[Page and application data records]
+++

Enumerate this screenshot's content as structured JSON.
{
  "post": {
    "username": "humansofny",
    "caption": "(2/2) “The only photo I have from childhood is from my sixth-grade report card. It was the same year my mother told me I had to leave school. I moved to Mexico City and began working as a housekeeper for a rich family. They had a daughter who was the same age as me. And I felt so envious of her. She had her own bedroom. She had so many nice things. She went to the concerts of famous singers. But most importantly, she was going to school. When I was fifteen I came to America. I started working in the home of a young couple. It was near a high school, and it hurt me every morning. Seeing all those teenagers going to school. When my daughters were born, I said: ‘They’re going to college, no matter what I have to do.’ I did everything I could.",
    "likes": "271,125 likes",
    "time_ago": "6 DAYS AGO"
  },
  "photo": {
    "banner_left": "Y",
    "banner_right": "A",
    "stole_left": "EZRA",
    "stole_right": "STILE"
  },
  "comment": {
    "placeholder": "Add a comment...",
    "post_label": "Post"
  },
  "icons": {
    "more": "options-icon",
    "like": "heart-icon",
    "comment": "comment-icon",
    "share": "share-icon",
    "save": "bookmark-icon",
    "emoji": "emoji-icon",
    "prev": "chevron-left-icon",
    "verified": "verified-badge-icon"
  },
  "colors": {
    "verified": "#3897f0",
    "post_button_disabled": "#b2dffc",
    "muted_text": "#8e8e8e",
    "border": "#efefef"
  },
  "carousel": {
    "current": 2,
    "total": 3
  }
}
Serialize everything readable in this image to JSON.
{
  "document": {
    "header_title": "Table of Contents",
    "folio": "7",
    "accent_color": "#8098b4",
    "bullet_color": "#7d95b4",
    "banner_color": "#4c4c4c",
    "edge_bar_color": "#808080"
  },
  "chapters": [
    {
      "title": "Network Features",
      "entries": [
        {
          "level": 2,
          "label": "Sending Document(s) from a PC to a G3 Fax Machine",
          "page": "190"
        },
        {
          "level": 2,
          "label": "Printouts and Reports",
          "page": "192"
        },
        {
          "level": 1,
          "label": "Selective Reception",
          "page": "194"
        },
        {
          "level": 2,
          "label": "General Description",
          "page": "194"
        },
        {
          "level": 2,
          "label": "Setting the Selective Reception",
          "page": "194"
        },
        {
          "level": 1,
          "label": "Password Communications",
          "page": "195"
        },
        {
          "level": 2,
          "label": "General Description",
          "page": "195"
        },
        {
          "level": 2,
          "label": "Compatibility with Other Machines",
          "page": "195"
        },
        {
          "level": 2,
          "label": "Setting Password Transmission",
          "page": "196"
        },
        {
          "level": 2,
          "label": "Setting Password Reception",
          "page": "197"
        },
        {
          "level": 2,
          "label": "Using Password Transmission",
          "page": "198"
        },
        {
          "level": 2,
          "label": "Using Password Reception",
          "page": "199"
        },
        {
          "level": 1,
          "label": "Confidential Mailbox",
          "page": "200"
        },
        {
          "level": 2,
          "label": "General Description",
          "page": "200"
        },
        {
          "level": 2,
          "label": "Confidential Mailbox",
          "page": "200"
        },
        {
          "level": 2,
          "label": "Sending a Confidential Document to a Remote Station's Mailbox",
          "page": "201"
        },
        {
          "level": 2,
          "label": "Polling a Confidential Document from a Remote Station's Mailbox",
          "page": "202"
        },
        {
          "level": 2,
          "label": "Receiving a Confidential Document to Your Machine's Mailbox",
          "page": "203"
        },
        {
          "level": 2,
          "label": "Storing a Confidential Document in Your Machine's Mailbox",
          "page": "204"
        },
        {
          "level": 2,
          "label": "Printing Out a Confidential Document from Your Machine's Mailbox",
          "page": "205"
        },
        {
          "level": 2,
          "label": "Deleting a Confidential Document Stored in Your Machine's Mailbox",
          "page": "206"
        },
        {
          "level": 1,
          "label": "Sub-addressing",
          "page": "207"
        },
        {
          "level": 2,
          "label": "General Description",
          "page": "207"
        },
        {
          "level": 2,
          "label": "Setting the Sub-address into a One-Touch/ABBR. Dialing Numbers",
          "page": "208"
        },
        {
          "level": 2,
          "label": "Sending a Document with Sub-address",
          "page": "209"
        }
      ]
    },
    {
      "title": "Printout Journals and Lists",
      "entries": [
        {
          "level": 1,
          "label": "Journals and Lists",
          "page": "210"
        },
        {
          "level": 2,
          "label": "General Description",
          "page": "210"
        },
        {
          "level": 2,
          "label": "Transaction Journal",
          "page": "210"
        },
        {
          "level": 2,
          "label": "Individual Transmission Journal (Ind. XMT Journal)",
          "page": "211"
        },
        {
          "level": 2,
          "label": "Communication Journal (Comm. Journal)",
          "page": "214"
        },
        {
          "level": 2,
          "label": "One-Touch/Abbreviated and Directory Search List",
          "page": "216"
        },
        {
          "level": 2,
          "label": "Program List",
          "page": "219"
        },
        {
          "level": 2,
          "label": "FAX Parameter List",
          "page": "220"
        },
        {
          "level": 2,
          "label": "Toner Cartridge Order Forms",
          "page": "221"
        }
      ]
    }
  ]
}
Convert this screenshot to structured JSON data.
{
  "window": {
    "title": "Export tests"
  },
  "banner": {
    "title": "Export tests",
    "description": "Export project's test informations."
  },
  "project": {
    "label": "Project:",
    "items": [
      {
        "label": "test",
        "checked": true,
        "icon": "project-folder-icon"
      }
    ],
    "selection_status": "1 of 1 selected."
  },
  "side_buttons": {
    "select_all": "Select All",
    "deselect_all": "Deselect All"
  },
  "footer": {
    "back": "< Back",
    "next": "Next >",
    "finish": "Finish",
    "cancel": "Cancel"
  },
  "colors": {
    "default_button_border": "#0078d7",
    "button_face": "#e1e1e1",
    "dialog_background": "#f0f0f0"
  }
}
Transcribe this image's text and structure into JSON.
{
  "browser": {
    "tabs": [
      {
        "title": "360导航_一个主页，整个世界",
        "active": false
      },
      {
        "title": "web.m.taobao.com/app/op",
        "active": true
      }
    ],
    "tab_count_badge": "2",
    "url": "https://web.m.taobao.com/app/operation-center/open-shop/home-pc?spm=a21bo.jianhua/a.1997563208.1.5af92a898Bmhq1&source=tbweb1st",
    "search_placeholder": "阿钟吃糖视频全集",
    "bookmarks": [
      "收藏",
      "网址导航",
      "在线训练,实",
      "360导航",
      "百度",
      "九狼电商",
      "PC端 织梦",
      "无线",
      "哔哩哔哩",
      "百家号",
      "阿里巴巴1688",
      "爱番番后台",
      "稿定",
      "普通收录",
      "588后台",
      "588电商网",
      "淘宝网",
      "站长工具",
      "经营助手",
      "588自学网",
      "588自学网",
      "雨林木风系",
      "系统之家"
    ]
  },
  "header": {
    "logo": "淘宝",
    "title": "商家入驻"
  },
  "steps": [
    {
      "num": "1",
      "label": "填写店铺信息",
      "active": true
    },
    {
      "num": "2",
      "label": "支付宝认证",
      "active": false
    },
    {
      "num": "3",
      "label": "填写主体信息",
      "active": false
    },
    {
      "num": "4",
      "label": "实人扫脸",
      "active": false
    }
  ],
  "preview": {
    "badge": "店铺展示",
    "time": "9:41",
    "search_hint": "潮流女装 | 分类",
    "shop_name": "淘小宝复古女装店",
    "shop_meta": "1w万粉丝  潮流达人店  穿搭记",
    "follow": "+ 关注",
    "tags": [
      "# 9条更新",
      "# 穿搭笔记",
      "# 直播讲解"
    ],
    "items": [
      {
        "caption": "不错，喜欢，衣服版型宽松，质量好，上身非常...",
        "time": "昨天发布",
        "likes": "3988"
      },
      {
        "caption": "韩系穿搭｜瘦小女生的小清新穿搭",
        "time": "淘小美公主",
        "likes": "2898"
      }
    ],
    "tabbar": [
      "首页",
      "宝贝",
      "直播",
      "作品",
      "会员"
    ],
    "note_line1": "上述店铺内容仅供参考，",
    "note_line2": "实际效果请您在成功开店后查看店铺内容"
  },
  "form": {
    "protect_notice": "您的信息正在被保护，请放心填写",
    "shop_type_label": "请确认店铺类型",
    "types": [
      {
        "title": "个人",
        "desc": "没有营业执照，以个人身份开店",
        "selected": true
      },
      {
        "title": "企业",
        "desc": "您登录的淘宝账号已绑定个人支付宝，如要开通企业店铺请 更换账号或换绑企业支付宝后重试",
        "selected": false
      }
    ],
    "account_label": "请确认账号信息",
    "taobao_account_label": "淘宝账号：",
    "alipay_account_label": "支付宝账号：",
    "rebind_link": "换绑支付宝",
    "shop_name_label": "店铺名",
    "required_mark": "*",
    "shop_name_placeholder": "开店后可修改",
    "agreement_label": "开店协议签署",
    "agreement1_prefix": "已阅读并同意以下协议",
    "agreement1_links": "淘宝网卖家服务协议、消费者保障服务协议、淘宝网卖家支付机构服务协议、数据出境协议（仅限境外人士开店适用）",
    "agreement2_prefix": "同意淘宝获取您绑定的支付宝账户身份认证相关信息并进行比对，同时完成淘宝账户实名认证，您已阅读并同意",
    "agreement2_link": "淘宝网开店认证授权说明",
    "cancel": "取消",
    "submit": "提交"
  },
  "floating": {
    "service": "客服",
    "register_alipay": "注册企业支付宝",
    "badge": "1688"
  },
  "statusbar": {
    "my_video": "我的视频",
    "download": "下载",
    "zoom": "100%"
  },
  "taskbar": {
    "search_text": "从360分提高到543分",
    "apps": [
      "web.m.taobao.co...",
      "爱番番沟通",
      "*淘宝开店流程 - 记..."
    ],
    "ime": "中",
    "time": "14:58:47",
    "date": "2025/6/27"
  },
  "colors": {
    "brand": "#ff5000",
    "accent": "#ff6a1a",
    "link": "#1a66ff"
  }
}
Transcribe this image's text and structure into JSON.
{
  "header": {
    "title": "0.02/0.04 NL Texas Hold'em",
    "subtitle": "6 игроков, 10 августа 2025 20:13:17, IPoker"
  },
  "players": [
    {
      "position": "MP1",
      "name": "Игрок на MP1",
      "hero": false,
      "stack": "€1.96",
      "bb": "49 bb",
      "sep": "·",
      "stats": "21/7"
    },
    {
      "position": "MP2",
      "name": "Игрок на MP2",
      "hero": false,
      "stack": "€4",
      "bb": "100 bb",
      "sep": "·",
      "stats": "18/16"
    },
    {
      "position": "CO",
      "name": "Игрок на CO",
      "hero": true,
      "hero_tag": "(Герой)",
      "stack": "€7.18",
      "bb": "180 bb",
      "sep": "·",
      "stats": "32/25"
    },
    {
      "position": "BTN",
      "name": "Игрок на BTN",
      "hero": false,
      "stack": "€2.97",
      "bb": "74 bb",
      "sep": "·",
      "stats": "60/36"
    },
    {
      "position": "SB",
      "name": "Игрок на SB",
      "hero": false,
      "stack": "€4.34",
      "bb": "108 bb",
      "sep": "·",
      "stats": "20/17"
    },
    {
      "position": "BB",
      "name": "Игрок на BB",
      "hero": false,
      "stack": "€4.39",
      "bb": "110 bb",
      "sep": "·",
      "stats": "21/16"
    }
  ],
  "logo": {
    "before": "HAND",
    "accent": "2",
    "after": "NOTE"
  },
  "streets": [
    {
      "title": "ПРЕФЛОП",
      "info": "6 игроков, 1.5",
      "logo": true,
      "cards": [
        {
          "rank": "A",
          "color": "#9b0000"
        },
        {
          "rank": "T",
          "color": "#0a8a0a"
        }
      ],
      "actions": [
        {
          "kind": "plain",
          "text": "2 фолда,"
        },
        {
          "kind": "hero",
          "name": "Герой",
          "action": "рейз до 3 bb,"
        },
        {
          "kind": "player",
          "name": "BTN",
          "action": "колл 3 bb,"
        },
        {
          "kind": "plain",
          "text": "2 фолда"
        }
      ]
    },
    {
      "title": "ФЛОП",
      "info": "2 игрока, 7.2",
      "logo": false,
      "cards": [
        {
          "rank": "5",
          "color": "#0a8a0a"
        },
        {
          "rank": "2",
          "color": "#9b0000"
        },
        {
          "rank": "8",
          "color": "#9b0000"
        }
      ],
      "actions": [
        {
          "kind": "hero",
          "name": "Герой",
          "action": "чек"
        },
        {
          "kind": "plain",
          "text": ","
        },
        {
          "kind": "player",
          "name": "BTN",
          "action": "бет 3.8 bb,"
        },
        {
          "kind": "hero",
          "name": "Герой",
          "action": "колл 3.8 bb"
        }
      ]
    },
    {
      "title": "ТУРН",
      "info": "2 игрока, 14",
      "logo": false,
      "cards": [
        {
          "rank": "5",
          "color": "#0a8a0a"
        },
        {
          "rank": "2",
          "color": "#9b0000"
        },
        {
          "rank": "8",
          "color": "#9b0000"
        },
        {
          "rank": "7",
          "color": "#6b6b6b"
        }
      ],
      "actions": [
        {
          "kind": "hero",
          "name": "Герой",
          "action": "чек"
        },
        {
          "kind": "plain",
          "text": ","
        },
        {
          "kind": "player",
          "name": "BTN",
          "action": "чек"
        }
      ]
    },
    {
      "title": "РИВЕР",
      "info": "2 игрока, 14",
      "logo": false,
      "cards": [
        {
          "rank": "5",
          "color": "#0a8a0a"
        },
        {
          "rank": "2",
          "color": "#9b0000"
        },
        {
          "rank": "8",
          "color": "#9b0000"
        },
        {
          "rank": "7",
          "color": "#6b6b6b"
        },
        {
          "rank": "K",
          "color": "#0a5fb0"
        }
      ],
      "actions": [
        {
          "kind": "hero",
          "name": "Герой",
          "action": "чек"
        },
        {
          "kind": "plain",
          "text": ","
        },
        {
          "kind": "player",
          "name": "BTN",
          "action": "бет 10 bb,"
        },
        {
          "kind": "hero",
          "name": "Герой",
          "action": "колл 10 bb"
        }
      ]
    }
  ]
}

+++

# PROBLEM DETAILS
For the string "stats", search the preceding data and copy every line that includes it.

# ANSWER SPACE
      "stats": "21/7"
      "stats": "18/16"
      "stats": "32/25"
      "stats": "60/36"
      "stats": "20/17"
      "stats": "21/16"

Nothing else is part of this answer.